EXERCISE BRIEF >> Although the entries contain pictures, copy only their text, exactly as written.

WORKING DATA >>
▼
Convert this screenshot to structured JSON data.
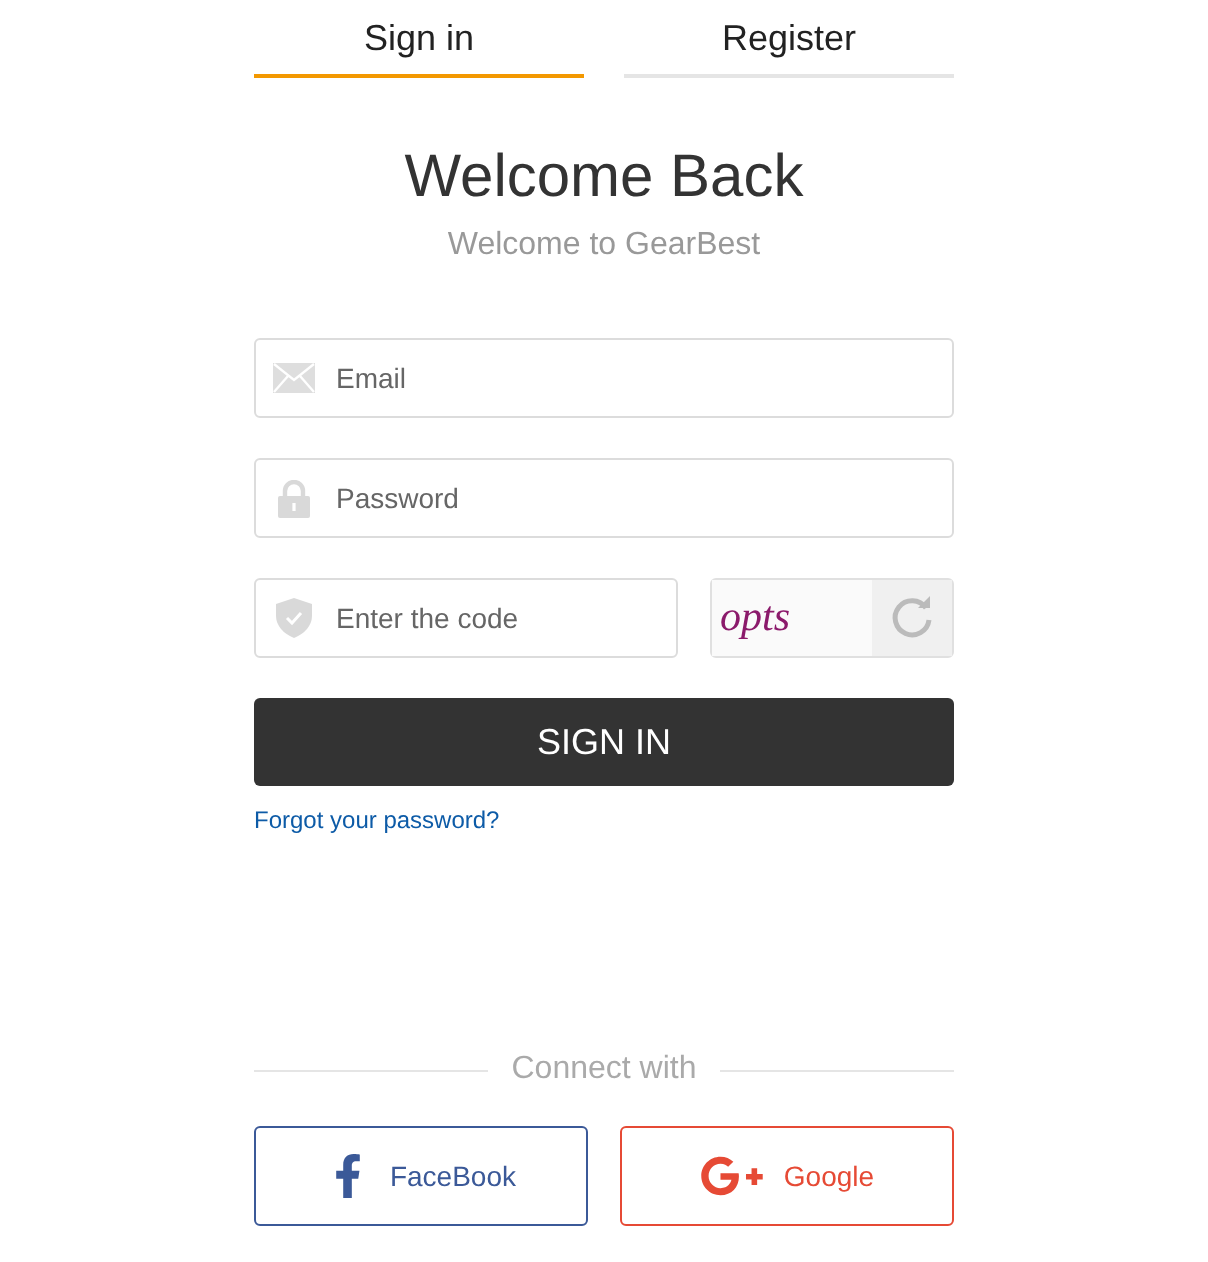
{
  "tabs": [
    {
      "label": "Sign in",
      "selected": true
    },
    {
      "label": "Register",
      "selected": false
    }
  ],
  "title": "Welcome Back",
  "subtitle": "Welcome to GearBest",
  "fields": [
    {
      "kind": "email",
      "placeholder": "Email"
    },
    {
      "kind": "password",
      "placeholder": "Password"
    }
  ],
  "code_field": {
    "placeholder": "Enter the code",
    "captcha": "opts"
  },
  "submit": "SIGN IN",
  "forgot_link": "Forgot your password?",
  "divider": "Connect with",
  "social": [
    {
      "kind": "facebook",
      "label": "FaceBook",
      "color": "#3b5998"
    },
    {
      "kind": "google",
      "label": "Google",
      "color": "#e64a35"
    }
  ]
}
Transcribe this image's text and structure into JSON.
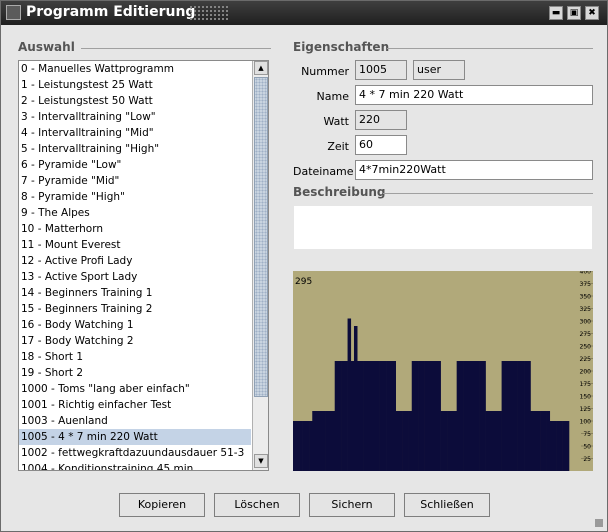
{
  "window": {
    "title": "Programm Editierung",
    "min_btn": "▬",
    "max_btn": "▣",
    "close_btn": "✖"
  },
  "auswahl": {
    "heading": "Auswahl",
    "selected_index": 24,
    "items": [
      "0 - Manuelles Wattprogramm",
      "1 - Leistungstest 25 Watt",
      "2 - Leistungstest 50 Watt",
      "3 - Intervalltraining \"Low\"",
      "4 - Intervalltraining \"Mid\"",
      "5 - Intervalltraining \"High\"",
      "6 - Pyramide \"Low\"",
      "7 - Pyramide \"Mid\"",
      "8 - Pyramide \"High\"",
      "9 - The Alpes",
      "10 - Matterhorn",
      "11 - Mount Everest",
      "12 - Active Profi Lady",
      "13 - Active Sport Lady",
      "14 - Beginners Training 1",
      "15 - Beginners Training 2",
      "16 - Body Watching 1",
      "17 - Body Watching 2",
      "18 - Short 1",
      "19 - Short 2",
      "1000 - Toms \"lang aber einfach\"",
      "1001 - Richtig einfacher Test",
      "1003 - Auenland",
      "1005 - 4 * 7 min 220 Watt",
      "1002 - fettwegkraftdazuundausdauer 51-3",
      "1004 - Konditionstraining 45 min"
    ]
  },
  "eigenschaften": {
    "heading": "Eigenschaften",
    "nummer_label": "Nummer",
    "nummer": "1005",
    "owner": "user",
    "name_label": "Name",
    "name": "4 * 7 min 220 Watt",
    "watt_label": "Watt",
    "watt": "220",
    "zeit_label": "Zeit",
    "zeit": "60",
    "dateiname_label": "Dateiname",
    "dateiname": "4*7min220Watt"
  },
  "beschreibung": {
    "heading": "Beschreibung",
    "text": ""
  },
  "chart_data": {
    "type": "bar",
    "max_label": "295",
    "y_ticks": [
      25,
      50,
      75,
      100,
      125,
      150,
      175,
      200,
      225,
      250,
      275,
      300,
      325,
      350,
      375,
      400
    ],
    "ylim": [
      0,
      400
    ],
    "values": [
      100,
      100,
      100,
      100,
      100,
      100,
      120,
      120,
      120,
      120,
      120,
      120,
      120,
      220,
      220,
      220,
      220,
      305,
      220,
      290,
      220,
      220,
      220,
      220,
      220,
      220,
      220,
      220,
      220,
      220,
      220,
      220,
      120,
      120,
      120,
      120,
      120,
      220,
      220,
      220,
      220,
      220,
      220,
      220,
      220,
      220,
      120,
      120,
      120,
      120,
      120,
      220,
      220,
      220,
      220,
      220,
      220,
      220,
      220,
      220,
      120,
      120,
      120,
      120,
      120,
      220,
      220,
      220,
      220,
      220,
      220,
      220,
      220,
      220,
      120,
      120,
      120,
      120,
      120,
      120,
      100,
      100,
      100,
      100,
      100,
      100
    ],
    "bar_color": "#0c0c3a",
    "bg_color": "#b1a97a"
  },
  "buttons": {
    "kopieren": "Kopieren",
    "loeschen": "Löschen",
    "sichern": "Sichern",
    "schliessen": "Schließen"
  }
}
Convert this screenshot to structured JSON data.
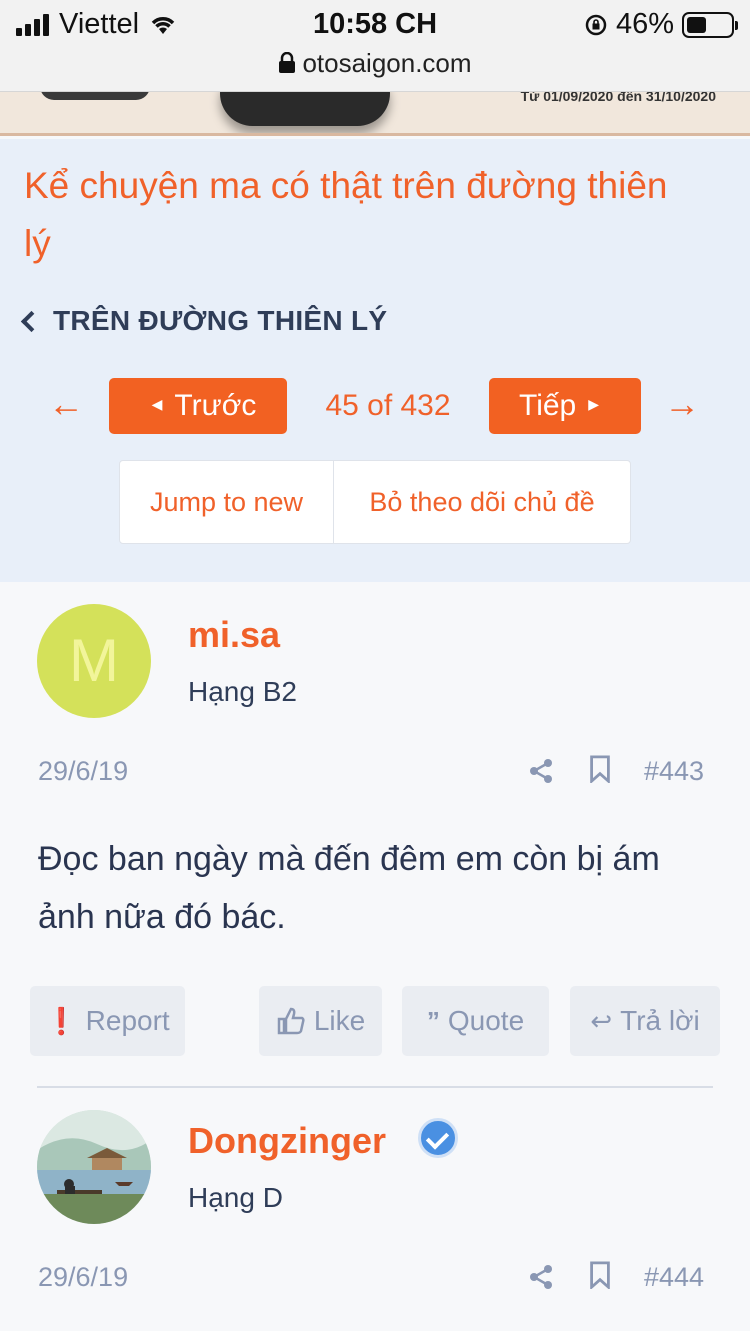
{
  "status_bar": {
    "carrier": "Viettel",
    "time": "10:58 CH",
    "battery": "46%",
    "battery_level": 0.46,
    "url": "otosaigon.com"
  },
  "banner": {
    "text": "Từ 01/09/2020 đến 31/10/2020"
  },
  "thread": {
    "title": "Kể chuyện ma có thật trên đường thiên lý",
    "breadcrumb": "TRÊN ĐƯỜNG THIÊN LÝ",
    "pager": {
      "prev": "Trước",
      "next": "Tiếp",
      "count": "45 of 432"
    },
    "actions": {
      "jump": "Jump to new",
      "unwatch": "Bỏ theo dõi chủ đề"
    }
  },
  "posts": [
    {
      "avatar_letter": "M",
      "avatar_color": "#d4e15a",
      "username": "mi.sa",
      "rank": "Hạng B2",
      "date": "29/6/19",
      "number": "#443",
      "body": "Đọc ban ngày mà đến đêm em còn bị ám ảnh nữa đó bác.",
      "buttons": {
        "report": "Report",
        "like": "Like",
        "quote": "Quote",
        "reply": "Trả lời"
      }
    },
    {
      "username": "Dongzinger",
      "verified": true,
      "rank": "Hạng D",
      "date": "29/6/19",
      "number": "#444"
    }
  ],
  "colors": {
    "accent": "#f0612a",
    "button": "#f26122",
    "header_bg": "#e8eff9",
    "muted": "#8a97b3"
  }
}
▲
WRITTEN ANSWER >>
Convert this screenshot to structured JSON data.
{
  "tabs": [
    {
      "label": "Sign in",
      "selected": true
    },
    {
      "label": "Register",
      "selected": false
    }
  ],
  "title": "Welcome Back",
  "subtitle": "Welcome to GearBest",
  "fields": [
    {
      "kind": "email",
      "placeholder": "Email"
    },
    {
      "kind": "password",
      "placeholder": "Password"
    }
  ],
  "code_field": {
    "placeholder": "Enter the code",
    "captcha": "opts"
  },
  "submit": "SIGN IN",
  "forgot_link": "Forgot your password?",
  "divider": "Connect with",
  "social": [
    {
      "kind": "facebook",
      "label": "FaceBook",
      "color": "#3b5998"
    },
    {
      "kind": "google",
      "label": "Google",
      "color": "#e64a35"
    }
  ]
}
Transcribe this image's text and structure into JSON.
{
  "window": {
    "title": "Programm Editierung",
    "min_btn": "▬",
    "max_btn": "▣",
    "close_btn": "✖"
  },
  "auswahl": {
    "heading": "Auswahl",
    "selected_index": 24,
    "items": [
      "0 - Manuelles Wattprogramm",
      "1 - Leistungstest 25 Watt",
      "2 - Leistungstest 50 Watt",
      "3 - Intervalltraining \"Low\"",
      "4 - Intervalltraining \"Mid\"",
      "5 - Intervalltraining \"High\"",
      "6 - Pyramide \"Low\"",
      "7 - Pyramide \"Mid\"",
      "8 - Pyramide \"High\"",
      "9 - The Alpes",
      "10 - Matterhorn",
      "11 - Mount Everest",
      "12 - Active Profi Lady",
      "13 - Active Sport Lady",
      "14 - Beginners Training 1",
      "15 - Beginners Training 2",
      "16 - Body Watching 1",
      "17 - Body Watching 2",
      "18 - Short 1",
      "19 - Short 2",
      "1000 - Toms \"lang aber einfach\"",
      "1001 - Richtig einfacher Test",
      "1003 - Auenland",
      "1005 - 4 * 7 min 220 Watt",
      "1002 - fettwegkraftdazuundausdauer 51-3",
      "1004 - Konditionstraining 45 min"
    ]
  },
  "eigenschaften": {
    "heading": "Eigenschaften",
    "nummer_label": "Nummer",
    "nummer": "1005",
    "owner": "user",
    "name_label": "Name",
    "name": "4 * 7 min 220 Watt",
    "watt_label": "Watt",
    "watt": "220",
    "zeit_label": "Zeit",
    "zeit": "60",
    "dateiname_label": "Dateiname",
    "dateiname": "4*7min220Watt"
  },
  "beschreibung": {
    "heading": "Beschreibung",
    "text": ""
  },
  "chart_data": {
    "type": "bar",
    "max_label": "295",
    "y_ticks": [
      25,
      50,
      75,
      100,
      125,
      150,
      175,
      200,
      225,
      250,
      275,
      300,
      325,
      350,
      375,
      400
    ],
    "ylim": [
      0,
      400
    ],
    "values": [
      100,
      100,
      100,
      100,
      100,
      100,
      120,
      120,
      120,
      120,
      120,
      120,
      120,
      220,
      220,
      220,
      220,
      305,
      220,
      290,
      220,
      220,
      220,
      220,
      220,
      220,
      220,
      220,
      220,
      220,
      220,
      220,
      120,
      120,
      120,
      120,
      120,
      220,
      220,
      220,
      220,
      220,
      220,
      220,
      220,
      220,
      120,
      120,
      120,
      120,
      120,
      220,
      220,
      220,
      220,
      220,
      220,
      220,
      220,
      220,
      120,
      120,
      120,
      120,
      120,
      220,
      220,
      220,
      220,
      220,
      220,
      220,
      220,
      220,
      120,
      120,
      120,
      120,
      120,
      120,
      100,
      100,
      100,
      100,
      100,
      100
    ],
    "bar_color": "#0c0c3a",
    "bg_color": "#b1a97a"
  },
  "buttons": {
    "kopieren": "Kopieren",
    "loeschen": "Löschen",
    "sichern": "Sichern",
    "schliessen": "Schließen"
  }
}
Convert this screenshot to structured JSON data.
{
  "status_bar": {
    "carrier": "Viettel",
    "time": "10:58 CH",
    "battery": "46%",
    "battery_level": 0.46,
    "url": "otosaigon.com"
  },
  "banner": {
    "text": "Từ 01/09/2020 đến 31/10/2020"
  },
  "thread": {
    "title": "Kể chuyện ma có thật trên đường thiên lý",
    "breadcrumb": "TRÊN ĐƯỜNG THIÊN LÝ",
    "pager": {
      "prev": "Trước",
      "next": "Tiếp",
      "count": "45 of 432"
    },
    "actions": {
      "jump": "Jump to new",
      "unwatch": "Bỏ theo dõi chủ đề"
    }
  },
  "posts": [
    {
      "avatar_letter": "M",
      "avatar_color": "#d4e15a",
      "username": "mi.sa",
      "rank": "Hạng B2",
      "date": "29/6/19",
      "number": "#443",
      "body": "Đọc ban ngày mà đến đêm em còn bị ám ảnh nữa đó bác.",
      "buttons": {
        "report": "Report",
        "like": "Like",
        "quote": "Quote",
        "reply": "Trả lời"
      }
    },
    {
      "username": "Dongzinger",
      "verified": true,
      "rank": "Hạng D",
      "date": "29/6/19",
      "number": "#444"
    }
  ],
  "colors": {
    "accent": "#f0612a",
    "button": "#f26122",
    "header_bg": "#e8eff9",
    "muted": "#8a97b3"
  }
}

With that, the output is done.